[TASK TO COMPLETE]: Within the listing below, how many lines contain the word "triangle"? Answer with the number only.

[DATASET ENTRIES]:
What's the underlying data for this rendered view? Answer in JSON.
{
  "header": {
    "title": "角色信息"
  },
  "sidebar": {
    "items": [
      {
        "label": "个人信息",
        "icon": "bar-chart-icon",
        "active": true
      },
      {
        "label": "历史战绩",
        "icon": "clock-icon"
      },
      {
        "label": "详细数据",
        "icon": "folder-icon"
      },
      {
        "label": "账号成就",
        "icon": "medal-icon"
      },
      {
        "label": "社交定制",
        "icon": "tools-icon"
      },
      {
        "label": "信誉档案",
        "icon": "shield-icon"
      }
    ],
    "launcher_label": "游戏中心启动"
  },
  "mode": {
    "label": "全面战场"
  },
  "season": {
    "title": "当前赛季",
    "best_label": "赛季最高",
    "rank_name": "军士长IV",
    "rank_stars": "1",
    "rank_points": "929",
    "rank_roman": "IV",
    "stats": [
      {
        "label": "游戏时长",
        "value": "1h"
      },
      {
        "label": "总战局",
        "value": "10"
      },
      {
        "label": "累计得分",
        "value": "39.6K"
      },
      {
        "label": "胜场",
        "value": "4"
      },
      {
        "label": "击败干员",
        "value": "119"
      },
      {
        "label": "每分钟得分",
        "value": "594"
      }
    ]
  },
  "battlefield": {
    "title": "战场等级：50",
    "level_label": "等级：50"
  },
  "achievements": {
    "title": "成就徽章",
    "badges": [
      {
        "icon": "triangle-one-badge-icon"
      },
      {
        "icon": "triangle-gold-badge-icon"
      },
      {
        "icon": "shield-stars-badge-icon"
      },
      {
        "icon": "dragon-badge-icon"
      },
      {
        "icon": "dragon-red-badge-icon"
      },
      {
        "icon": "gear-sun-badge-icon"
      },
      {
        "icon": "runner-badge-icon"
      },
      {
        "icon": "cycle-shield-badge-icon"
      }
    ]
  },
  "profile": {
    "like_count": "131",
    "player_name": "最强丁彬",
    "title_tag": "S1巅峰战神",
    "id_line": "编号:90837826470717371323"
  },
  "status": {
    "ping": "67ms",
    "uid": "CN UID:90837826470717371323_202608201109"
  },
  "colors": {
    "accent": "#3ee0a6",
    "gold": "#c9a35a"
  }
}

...

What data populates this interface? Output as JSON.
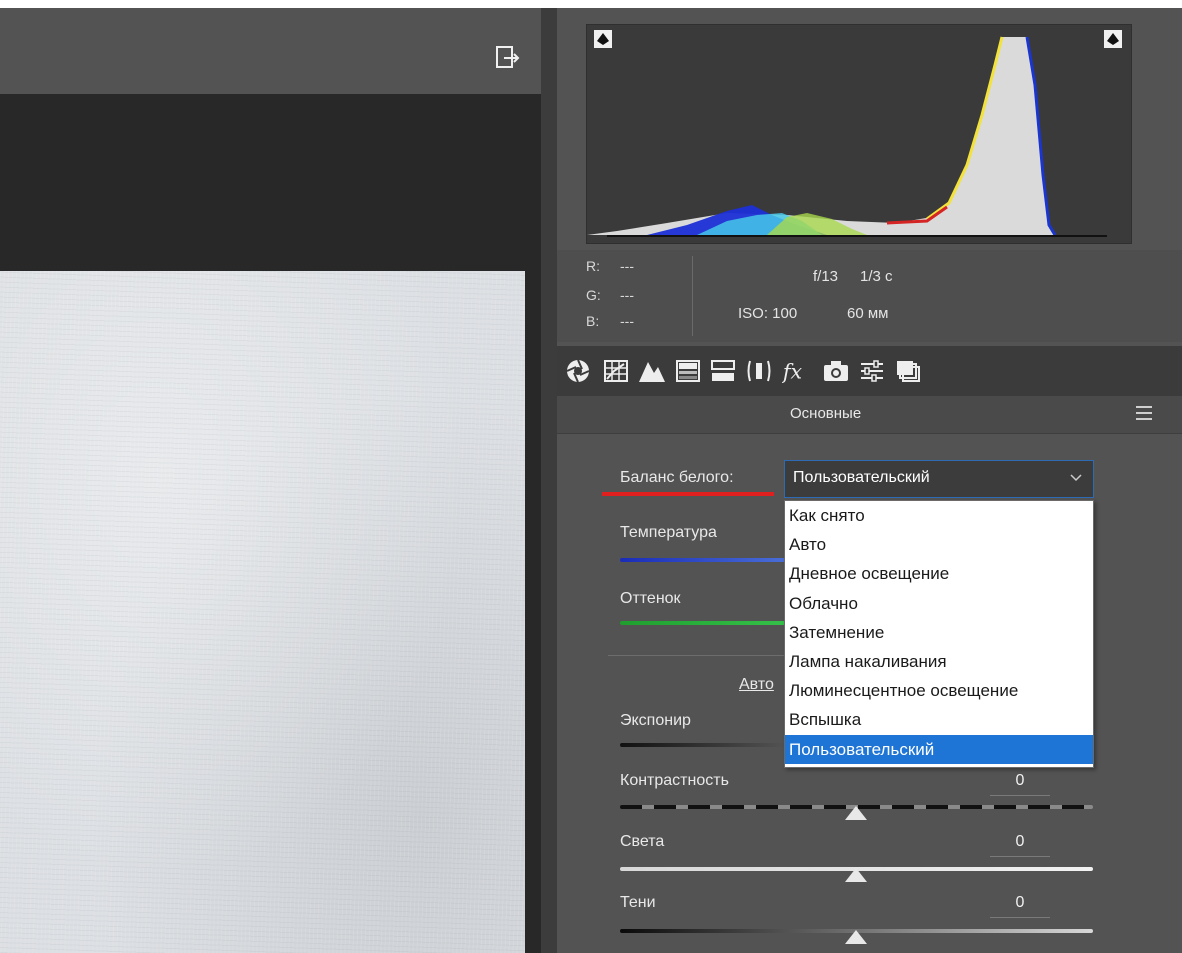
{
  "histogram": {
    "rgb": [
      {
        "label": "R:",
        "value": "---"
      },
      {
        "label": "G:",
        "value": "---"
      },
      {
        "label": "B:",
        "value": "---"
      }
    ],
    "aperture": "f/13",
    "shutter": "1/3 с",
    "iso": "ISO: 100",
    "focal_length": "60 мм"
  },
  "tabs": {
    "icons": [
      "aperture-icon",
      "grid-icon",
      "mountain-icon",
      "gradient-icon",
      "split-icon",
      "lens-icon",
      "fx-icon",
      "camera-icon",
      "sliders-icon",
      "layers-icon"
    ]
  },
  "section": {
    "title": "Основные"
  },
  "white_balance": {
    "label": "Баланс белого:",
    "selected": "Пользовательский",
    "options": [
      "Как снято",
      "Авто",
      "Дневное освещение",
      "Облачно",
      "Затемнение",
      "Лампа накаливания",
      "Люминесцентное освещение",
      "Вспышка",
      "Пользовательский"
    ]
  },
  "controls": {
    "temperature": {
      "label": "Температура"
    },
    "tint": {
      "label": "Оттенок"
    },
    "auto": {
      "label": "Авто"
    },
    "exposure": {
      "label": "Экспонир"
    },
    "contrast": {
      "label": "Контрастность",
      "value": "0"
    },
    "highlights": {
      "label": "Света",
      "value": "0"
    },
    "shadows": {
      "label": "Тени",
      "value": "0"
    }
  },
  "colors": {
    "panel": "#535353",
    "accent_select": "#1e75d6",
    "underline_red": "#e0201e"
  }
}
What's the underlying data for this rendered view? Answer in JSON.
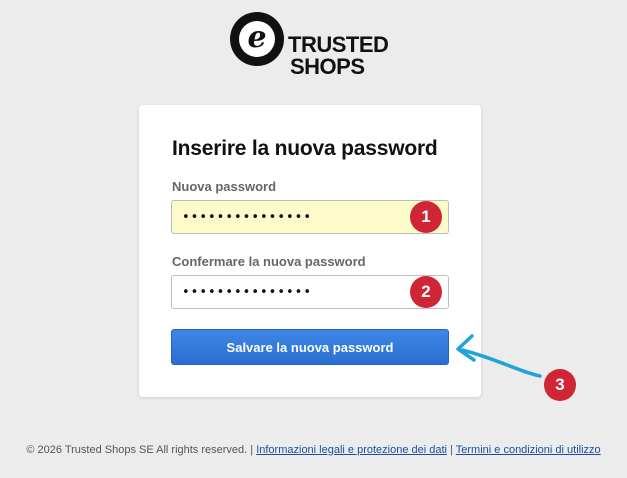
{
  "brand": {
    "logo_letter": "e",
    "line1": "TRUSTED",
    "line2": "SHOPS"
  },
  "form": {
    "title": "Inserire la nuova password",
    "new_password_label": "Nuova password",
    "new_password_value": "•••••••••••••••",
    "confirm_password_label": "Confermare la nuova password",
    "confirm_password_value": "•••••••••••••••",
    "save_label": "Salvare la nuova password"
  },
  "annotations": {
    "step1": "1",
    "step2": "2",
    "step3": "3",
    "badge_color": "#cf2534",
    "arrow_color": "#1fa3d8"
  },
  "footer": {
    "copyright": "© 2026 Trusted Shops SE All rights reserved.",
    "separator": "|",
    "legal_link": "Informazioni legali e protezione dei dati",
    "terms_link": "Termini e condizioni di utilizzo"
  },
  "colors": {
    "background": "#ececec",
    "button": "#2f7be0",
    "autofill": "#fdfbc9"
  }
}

[SOLUTION FOR THIS PROBLEM]: 2